Vertigo the game: could it delete the horrific history of movie tie-ins?

As someone who has just suffered through the living joyless hell of the Lego Incredibles game at a six-year-old’s insistence, I am the last person who needs to be reminded that video games based on movies are the second lowest form of art, after movies based on video games.

Did you ever play the White Men Can’t Jump game on the Atari Jaguar? Did you ever play the Hudson Hawk game on the Amiga? Did you ever, for the love of all that is holy, shell out money to play the Street Fighter: The Movie game (based, in a nightmarish helix spiral of market synergy, on a film that was based on a game) on the original PlayStation? If you did – or if you’ve played games based on Scarface, Planet of the Apes, Platoon, Porky’s, The Italian Job or either of the first two Godfather films – you’ll know to instantly equate a movie licence with a terrible game.

But maybe, just maybe, this is because the game companies have been doing it wrong. For instance, it has just been announced that the French publisher Microids is about to develop a game based on Vertigo. Call me an optimist, but I’m actually looking forward to it.

This isn’t because Vertigo is widely hailed as the greatest movie ever made. Because people used to say that about Citizen Kane and, unless there was a sequence where you had to mash the X button to force your wife into an unconvincing opera career, that would be a terrible game.

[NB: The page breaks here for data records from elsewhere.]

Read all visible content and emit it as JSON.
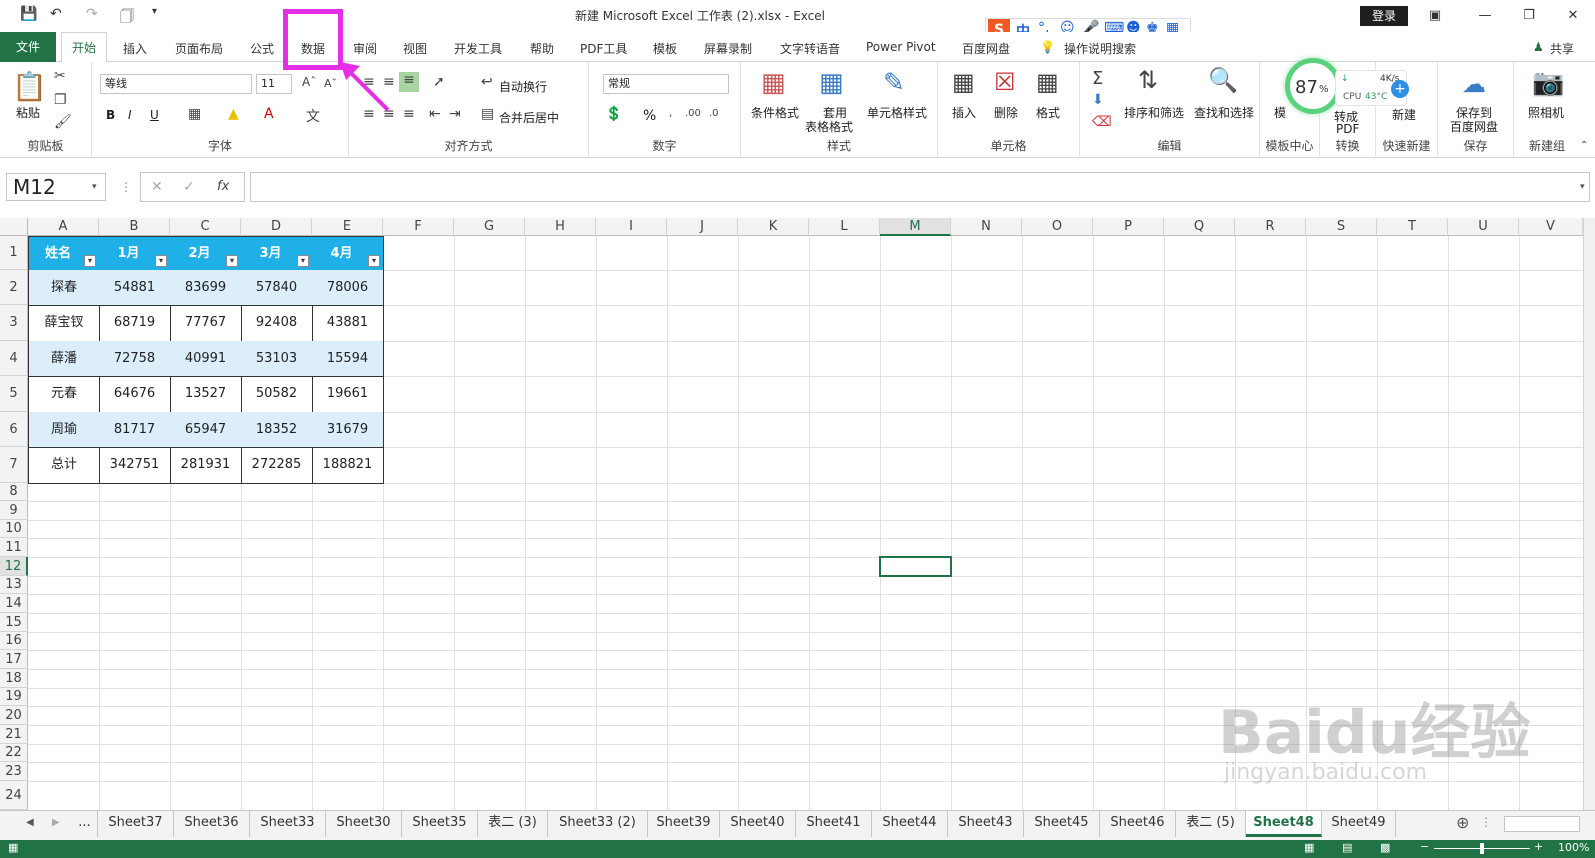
{
  "window": {
    "title": "新建 Microsoft Excel 工作表 (2).xlsx  -  Excel",
    "login": "登录"
  },
  "tabs": [
    "文件",
    "开始",
    "插入",
    "页面布局",
    "公式",
    "数据",
    "审阅",
    "视图",
    "开发工具",
    "帮助",
    "PDF工具",
    "模板",
    "屏幕录制",
    "文字转语音",
    "Power Pivot",
    "百度网盘"
  ],
  "search_hint": "操作说明搜索",
  "share": "共享",
  "ime": "中",
  "ribbon": {
    "clipboard": {
      "label": "剪贴板",
      "paste": "粘贴"
    },
    "font": {
      "label": "字体",
      "name": "等线",
      "size": "11",
      "bold": "B",
      "italic": "I",
      "underline": "U"
    },
    "align": {
      "label": "对齐方式",
      "wrap": "自动换行",
      "merge": "合并后居中"
    },
    "number": {
      "label": "数字",
      "format": "常规",
      "percent": "%"
    },
    "styles": {
      "label": "样式",
      "cond": "条件格式",
      "table1": "套用",
      "table2": "表格格式",
      "cell": "单元格样式"
    },
    "cells": {
      "label": "单元格",
      "insert": "插入",
      "delete": "删除",
      "format": "格式"
    },
    "edit": {
      "label": "编辑",
      "sort": "排序和筛选",
      "find": "查找和选择"
    },
    "template": {
      "label": "模板中心",
      "short": "模"
    },
    "convert": {
      "label": "转换",
      "pdf1": "转成",
      "pdf2": "PDF"
    },
    "quick": {
      "label": "快速新建",
      "new": "新建"
    },
    "save": {
      "label": "保存",
      "btn1": "保存到",
      "btn2": "百度网盘"
    },
    "newgroup": {
      "label": "新建组",
      "camera": "照相机"
    }
  },
  "widget": {
    "percent": "87",
    "pct_sign": "%",
    "speed": "4K/s",
    "cpu": "CPU",
    "temp": "43°C"
  },
  "formula_bar": {
    "name_box": "M12",
    "fx": "fx",
    "formula": ""
  },
  "columns": [
    "A",
    "B",
    "C",
    "D",
    "E",
    "F",
    "G",
    "H",
    "I",
    "J",
    "K",
    "L",
    "M",
    "N",
    "O",
    "P",
    "Q",
    "R",
    "S",
    "T",
    "U",
    "V"
  ],
  "rows": [
    "1",
    "2",
    "3",
    "4",
    "5",
    "6",
    "7",
    "8",
    "9",
    "10",
    "11",
    "12",
    "13",
    "14",
    "15",
    "16",
    "17",
    "18",
    "19",
    "20",
    "21",
    "22",
    "23",
    "24"
  ],
  "table": {
    "headers": [
      "姓名",
      "1月",
      "2月",
      "3月",
      "4月"
    ],
    "rows": [
      [
        "探春",
        "54881",
        "83699",
        "57840",
        "78006"
      ],
      [
        "薛宝钗",
        "68719",
        "77767",
        "92408",
        "43881"
      ],
      [
        "薛潘",
        "72758",
        "40991",
        "53103",
        "15594"
      ],
      [
        "元春",
        "64676",
        "13527",
        "50582",
        "19661"
      ],
      [
        "周瑜",
        "81717",
        "65947",
        "18352",
        "31679"
      ],
      [
        "总计",
        "342751",
        "281931",
        "272285",
        "188821"
      ]
    ]
  },
  "sheets": [
    "...",
    "Sheet37",
    "Sheet36",
    "Sheet33",
    "Sheet30",
    "Sheet35",
    "表二 (3)",
    "Sheet33 (2)",
    "Sheet39",
    "Sheet40",
    "Sheet41",
    "Sheet44",
    "Sheet43",
    "Sheet45",
    "Sheet46",
    "表二 (5)",
    "Sheet48",
    "Sheet49"
  ],
  "active_sheet": "Sheet48",
  "status": {
    "zoom": "100%"
  },
  "watermark": {
    "main": "Baidu经验",
    "sub": "jingyan.baidu.com"
  },
  "colors": {
    "excel_green": "#217346",
    "header_blue": "#1fb0e8",
    "band": "#dbeefa",
    "highlight": "#e52ee5"
  }
}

No, I’m excited for the Vertigo game because it is only inspired by the movie. According to reports, the Vertigo game will tell an original story that touches on all of the film’s major themes with the advantage of dipping in and out of different timelines as the protagonist attempts to separate truth from fantasy. Better yet, it’s going to touch on the wider Hitchcock oeuvre, with moments that echo Spellbound, Psycho and Rebecca.

If it works, this could be the future of the movie tie-in game. Games are getting more and more cinematic by the year, so why not start making games based on a director’s aesthetic rather than simply aping the nuts-and-bolts narrative? Hitchcock is arguably the best person to start with, because he has one of the most distinctive visual styles. Think of all the suspense and intrigue and flat-out flair that a game would have if it used Hitchcock’s vision as a blueprint. Again, just to clarify, the Vertigo game might end up being crap. But at the same time, it might be great.

And if it’s a success, who knows who’ll be next? Imagine a crime game based on Martin Scorsese’s work, packed with energy and narration and every song the Rolling Stones ever recorded. I’d play that in a second. Similarly, any game framed and realised like a Wes Anderson movie, regardless of quality, would be unbelievably beautiful. Given the success of the boring and aimless Death Stranding, there’s even room for a Terrence Malick game.

Obviously there are some directors who wouldn’t suit this approach. Zack Snyder might have his fans, but a Snyder game has “45-minute unskippable cutscene” written all over it. And I worry that a David Fincher game might make you play the game 75 times in a row until it allows you to switch off the console. But let’s not get ahead of ourselves. If Vertigo is good, then we may proceed. If it isn’t, pretend this article never happened.